The onset of a costly disease in retirement can present a significant threat to economic security. Older adults often self-insure against these risks by accumulating wealth, including home equity. For many older adults, particularly those who rely on Social Security for their income, home equity is their primary component of wealth. In this study, we ask: To what extent does home equity mitigate the economic hardship created by a health shock, ultimately leading to better health outcomes? We use data from the 1998 to 2016 waves of the Health and Retirement Study (HRS), including biomarker and physical health data construct indicators of a disease being adequately controlled. Health shocks are measured as the onset of diabetes, heart disease, lung disease, or cancer. We find that the level of home equity held prior to diagnosis is not associated with disease outcomes post diagnosis. Rather, it is home equity extraction that has a significant effect on disease outcomes post diagnosis. We treat home equity extraction as endogenous by exploiting intertemporal and geographic changes in house prices during our study period to construct instruments. We find that each $10,000 borrowed after diagnosis reduces the probability of the disease being uncontrolled by 33 percent.
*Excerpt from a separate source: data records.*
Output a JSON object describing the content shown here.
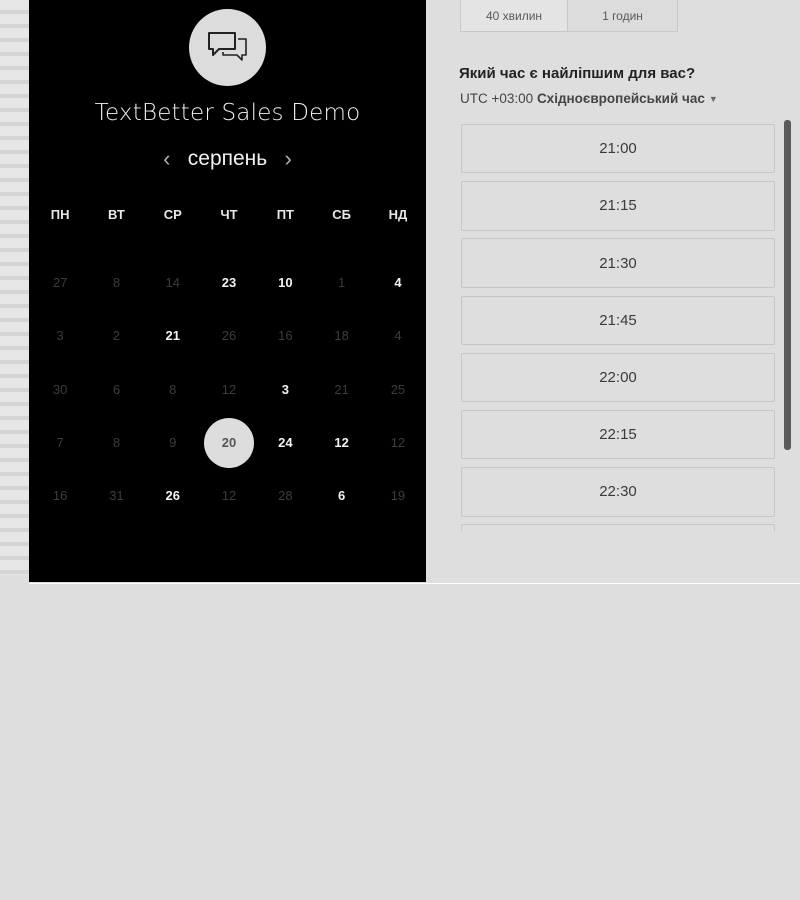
{
  "event": {
    "title": "TextBetter Sales Demo",
    "icon": "chat-bubbles-icon"
  },
  "calendar": {
    "month": "серпень",
    "weekdays": [
      "ПН",
      "ВТ",
      "СР",
      "ЧТ",
      "ПТ",
      "СБ",
      "НД"
    ],
    "weeks": [
      [
        {
          "d": "27",
          "on": false
        },
        {
          "d": "8",
          "on": false
        },
        {
          "d": "14",
          "on": false
        },
        {
          "d": "23",
          "on": true
        },
        {
          "d": "10",
          "on": true
        },
        {
          "d": "1",
          "on": false
        },
        {
          "d": "4",
          "on": true
        }
      ],
      [
        {
          "d": "3",
          "on": false
        },
        {
          "d": "2",
          "on": false
        },
        {
          "d": "21",
          "on": true
        },
        {
          "d": "26",
          "on": false
        },
        {
          "d": "16",
          "on": false
        },
        {
          "d": "18",
          "on": false
        },
        {
          "d": "4",
          "on": false
        }
      ],
      [
        {
          "d": "30",
          "on": false
        },
        {
          "d": "6",
          "on": false
        },
        {
          "d": "8",
          "on": false
        },
        {
          "d": "12",
          "on": false
        },
        {
          "d": "3",
          "on": true
        },
        {
          "d": "21",
          "on": false
        },
        {
          "d": "25",
          "on": false
        }
      ],
      [
        {
          "d": "7",
          "on": false
        },
        {
          "d": "8",
          "on": false
        },
        {
          "d": "9",
          "on": false
        },
        {
          "d": "20",
          "on": true,
          "selected": true
        },
        {
          "d": "24",
          "on": true
        },
        {
          "d": "12",
          "on": true
        },
        {
          "d": "12",
          "on": false
        }
      ],
      [
        {
          "d": "16",
          "on": false
        },
        {
          "d": "31",
          "on": false
        },
        {
          "d": "26",
          "on": true
        },
        {
          "d": "12",
          "on": false
        },
        {
          "d": "28",
          "on": false
        },
        {
          "d": "6",
          "on": true
        },
        {
          "d": "19",
          "on": false
        }
      ]
    ]
  },
  "durations": [
    {
      "label": "40 хвилин",
      "selected": true
    },
    {
      "label": "1 годин",
      "selected": false
    }
  ],
  "question": "Який час є найліпшим для вас?",
  "timezone": {
    "offset": "UTC +03:00",
    "name": "Східноєвропейський час"
  },
  "slots": [
    "21:00",
    "21:15",
    "21:30",
    "21:45",
    "22:00",
    "22:15",
    "22:30",
    ""
  ]
}
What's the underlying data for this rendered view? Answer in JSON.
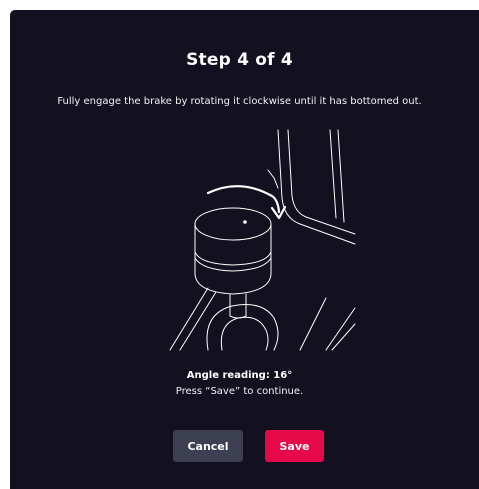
{
  "dialog": {
    "title": "Step 4 of 4",
    "instruction": "Fully engage the brake by rotating it clockwise until it has bottomed out.",
    "illustration_icon": "brake-knob-rotate-clockwise-illustration",
    "angle_reading": "Angle reading: 16°",
    "continue_hint": "Press “Save” to continue.",
    "cancel_label": "Cancel",
    "save_label": "Save"
  },
  "colors": {
    "background": "#13111f",
    "cancel_button": "#3d3f52",
    "save_button": "#e5094a",
    "text": "#ffffff"
  }
}
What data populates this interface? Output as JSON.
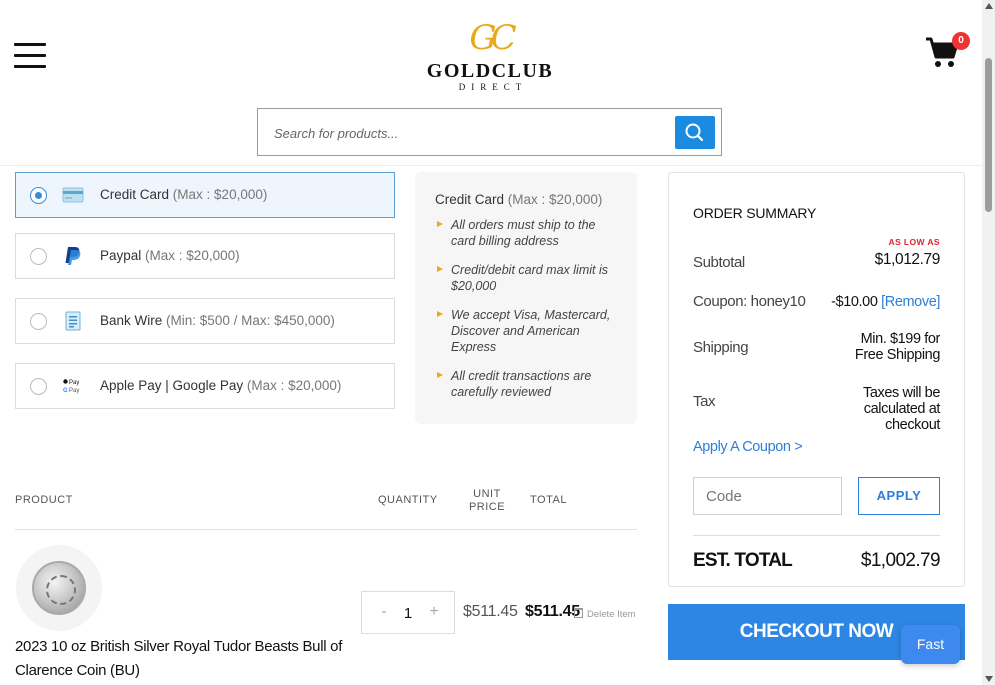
{
  "header": {
    "logo_mark": "GC",
    "logo_name": "GOLDCLUB",
    "logo_sub": "DIRECT",
    "cart_count": "0",
    "search_placeholder": "Search for products..."
  },
  "payment_options": [
    {
      "label": "Credit Card",
      "limit": "(Max : $20,000)",
      "selected": true,
      "icon": "credit-card-icon"
    },
    {
      "label": "Paypal",
      "limit": "(Max : $20,000)",
      "selected": false,
      "icon": "paypal-icon"
    },
    {
      "label": "Bank Wire",
      "limit": "(Min: $500 / Max: $450,000)",
      "selected": false,
      "icon": "bank-document-icon"
    },
    {
      "label": "Apple Pay | Google Pay",
      "limit": "(Max : $20,000)",
      "selected": false,
      "icon": "apple-google-pay-icon"
    }
  ],
  "info": {
    "title": "Credit Card",
    "limit": "(Max : $20,000)",
    "items": [
      "All orders must ship to the card billing address",
      "Credit/debit card max limit is $20,000",
      "We accept Visa, Mastercard, Discover and American Express",
      "All credit transactions are carefully reviewed"
    ]
  },
  "table": {
    "headers": {
      "product": "PRODUCT",
      "quantity": "QUANTITY",
      "unit_price": "UNIT PRICE",
      "total": "TOTAL"
    }
  },
  "product": {
    "name": "2023 10 oz British Silver Royal Tudor Beasts Bull of Clarence Coin (BU)",
    "quantity": "1",
    "qty_minus": "-",
    "qty_plus": "+",
    "unit_price": "$511.45",
    "total_price": "$511.45",
    "delete_label": "Delete Item"
  },
  "summary": {
    "title": "ORDER SUMMARY",
    "low_as": "AS LOW AS",
    "subtotal_label": "Subtotal",
    "subtotal_value": "$1,012.79",
    "coupon_label": "Coupon: honey10",
    "coupon_value": "-$10.00",
    "coupon_remove": "[Remove]",
    "shipping_label": "Shipping",
    "shipping_value": "Min. $199 for Free Shipping",
    "tax_label": "Tax",
    "tax_value": "Taxes will be calculated at checkout",
    "apply_coupon_link": "Apply A Coupon >",
    "code_placeholder": "Code",
    "apply_button": "APPLY",
    "est_total_label": "EST. TOTAL",
    "est_total_value": "$1,002.79"
  },
  "checkout_button": "CHECKOUT NOW",
  "fast_button": "Fast",
  "colors": {
    "accent": "#2d86e3",
    "gold": "#e8a91c",
    "badge": "#e33333"
  }
}
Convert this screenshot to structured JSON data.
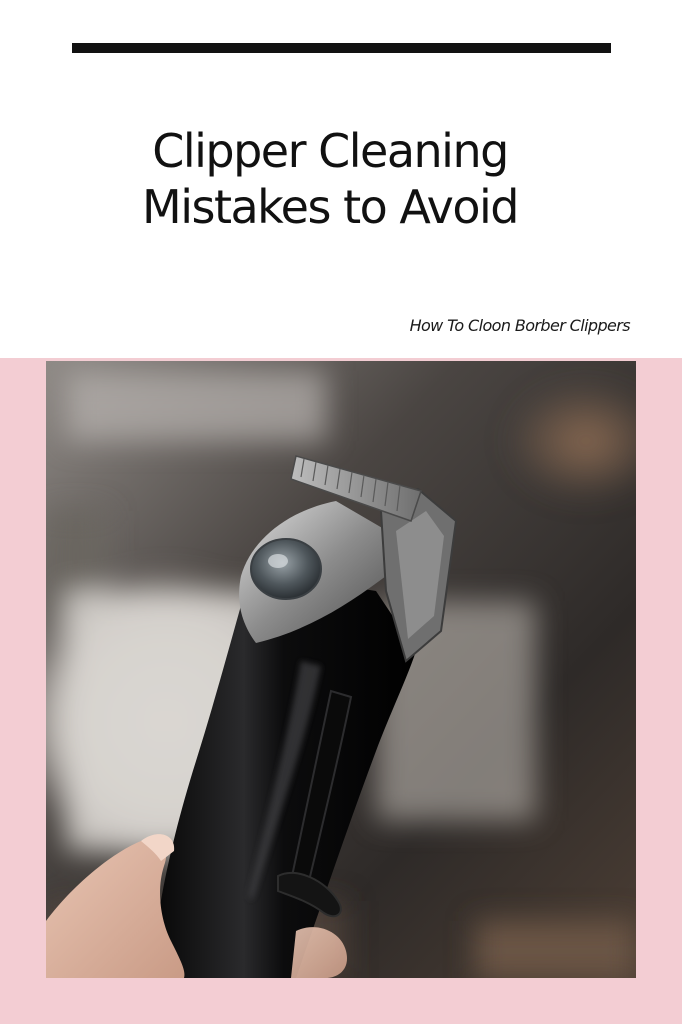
{
  "header": {
    "title_line_1": "Clipper Cleaning",
    "title_line_2": "Mistakes to Avoid",
    "subtitle": "How To Cloon Borber Clippers"
  },
  "colors": {
    "background": "#ffffff",
    "accent_bar": "#111111",
    "pink_panel": "#f3cdd3"
  },
  "photo": {
    "subject": "hair-clipper-in-hand-photo"
  }
}
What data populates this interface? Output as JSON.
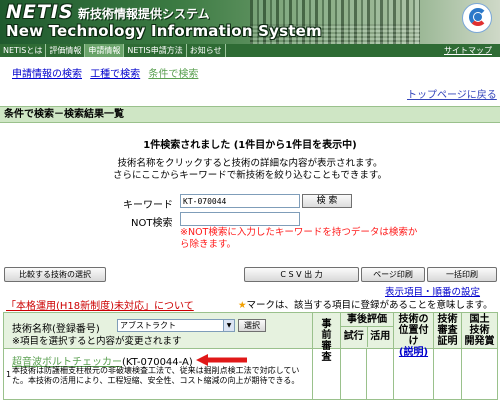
{
  "header": {
    "logo_netis": "NETIS",
    "system_name_jp": "新技術情報提供システム",
    "system_name_en": "New Technology Information System"
  },
  "nav": {
    "items": [
      {
        "label": "NETISとは"
      },
      {
        "label": "評価情報"
      },
      {
        "label": "申請情報"
      },
      {
        "label": "NETIS申請方法"
      },
      {
        "label": "お知らせ"
      }
    ],
    "sitemap": "サイトマップ"
  },
  "subtabs": [
    {
      "label": "申請情報の検索"
    },
    {
      "label": "工種で検索"
    },
    {
      "label": "条件で検索"
    }
  ],
  "top_link": "トップページに戻る",
  "section_title": "条件で検索－検索結果一覧",
  "result_count": "1件検索されました (1件目から1件目を表示中)",
  "instructions": {
    "line1": "技術名称をクリックすると技術の詳細な内容が表示されます。",
    "line2": "さらにここからキーワードで新技術を絞り込むこともできます。"
  },
  "search": {
    "keyword_label": "キーワード",
    "keyword_value": "KT-070044",
    "not_label": "NOT検索",
    "not_value": "",
    "search_button": "検 索",
    "not_note": "※NOT検索に入力したキーワードを持つデータは検索から除きます。"
  },
  "buttons": {
    "compare": "比較する技術の選択",
    "csv": "C S V 出 力",
    "print": "ページ印刷",
    "bulk_print": "一括印刷"
  },
  "settings_link": "表示項目・順番の設定",
  "status_link": "「本格運用(H18新制度)未対応」について",
  "star_note": {
    "star": "★",
    "text": "マークは、該当する項目に登録があることを意味します。"
  },
  "table": {
    "sort_label": "技術名称(登録番号)",
    "sort_select_value": "アブストラクト",
    "sort_button": "選択",
    "sort_note": "※項目を選択すると内容が変更されます",
    "col_prior": "事前審査",
    "col_post": "事後評価",
    "col_post_trial": "試行",
    "col_post_use": "活用",
    "col_position_1": "技術の",
    "col_position_2": "位置付け",
    "col_position_link": "(説明)",
    "col_certify_1": "技術",
    "col_certify_2": "審査",
    "col_certify_3": "証明",
    "col_national_1": "国土",
    "col_national_2": "技術",
    "col_national_3": "開発賞",
    "rows": [
      {
        "number": "1",
        "tech_name": "超音波ボルトチェッカー",
        "reg_number": "(KT-070044-A)",
        "description": "本技術は防護柵支柱根元の非破壊検査工法で、従来は掘削点検工法で対応していた。本技術の活用により、工程短縮、安全性、コスト縮減の向上が期待できる。"
      }
    ]
  }
}
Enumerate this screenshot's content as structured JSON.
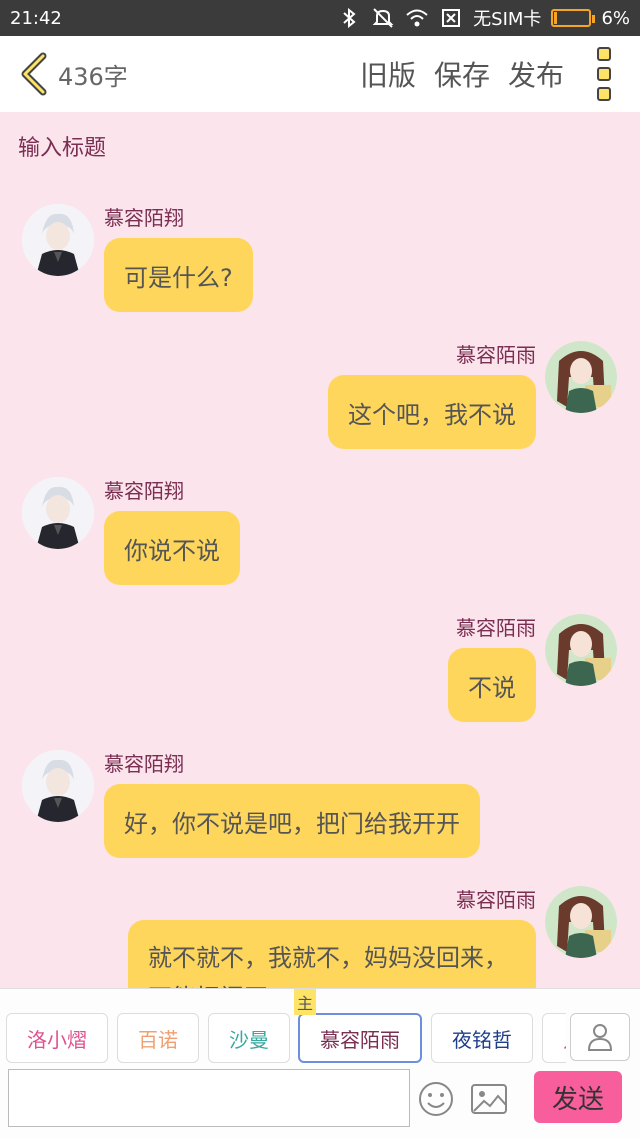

The study concludes by discussing implications for policy and the role of home equity as a resource to enable economic security for older adults.
WI21-07: Economic Security in Retirement: Does Borrowing from Home Equity After a Health Shock Affect Health Outcomes?